**What to work on**:
Go through the data below and return each line where the string "business" occurs.
BEGIN Extracted material
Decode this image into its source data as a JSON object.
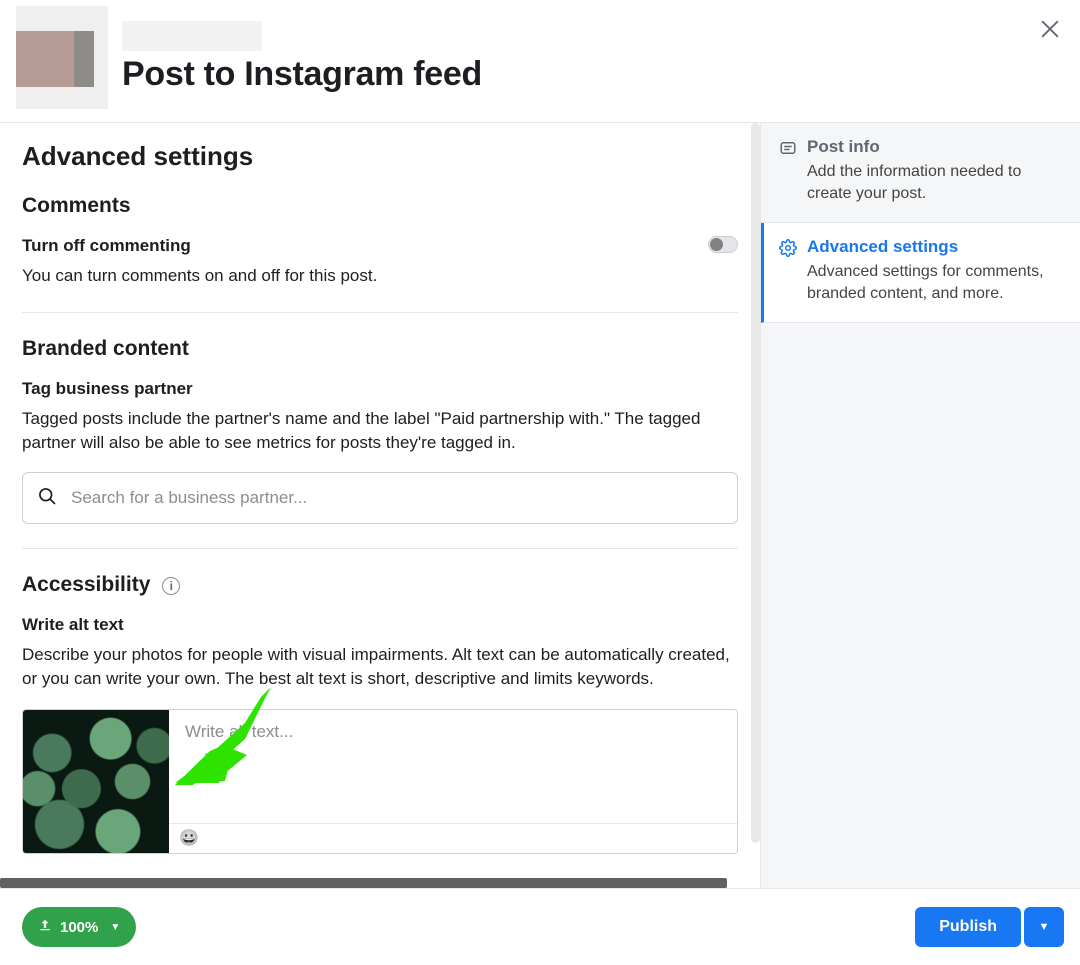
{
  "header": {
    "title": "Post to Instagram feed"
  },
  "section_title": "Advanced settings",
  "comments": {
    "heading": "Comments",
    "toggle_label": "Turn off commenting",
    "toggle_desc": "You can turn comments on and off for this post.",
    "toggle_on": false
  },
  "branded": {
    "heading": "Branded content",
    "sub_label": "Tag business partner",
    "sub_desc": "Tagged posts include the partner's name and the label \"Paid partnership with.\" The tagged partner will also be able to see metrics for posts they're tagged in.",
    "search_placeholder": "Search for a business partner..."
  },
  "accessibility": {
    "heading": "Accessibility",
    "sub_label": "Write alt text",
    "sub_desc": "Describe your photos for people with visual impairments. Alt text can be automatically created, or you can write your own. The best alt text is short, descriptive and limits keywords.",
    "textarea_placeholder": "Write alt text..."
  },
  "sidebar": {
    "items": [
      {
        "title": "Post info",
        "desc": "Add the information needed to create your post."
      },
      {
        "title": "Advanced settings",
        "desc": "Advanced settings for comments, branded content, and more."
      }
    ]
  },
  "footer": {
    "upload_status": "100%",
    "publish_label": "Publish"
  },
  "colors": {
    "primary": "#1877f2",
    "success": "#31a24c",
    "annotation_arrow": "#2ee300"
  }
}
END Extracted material
**Solution to the exercise**:
    "sub_label": "Tag business partner",
    "search_placeholder": "Search for a business partner..."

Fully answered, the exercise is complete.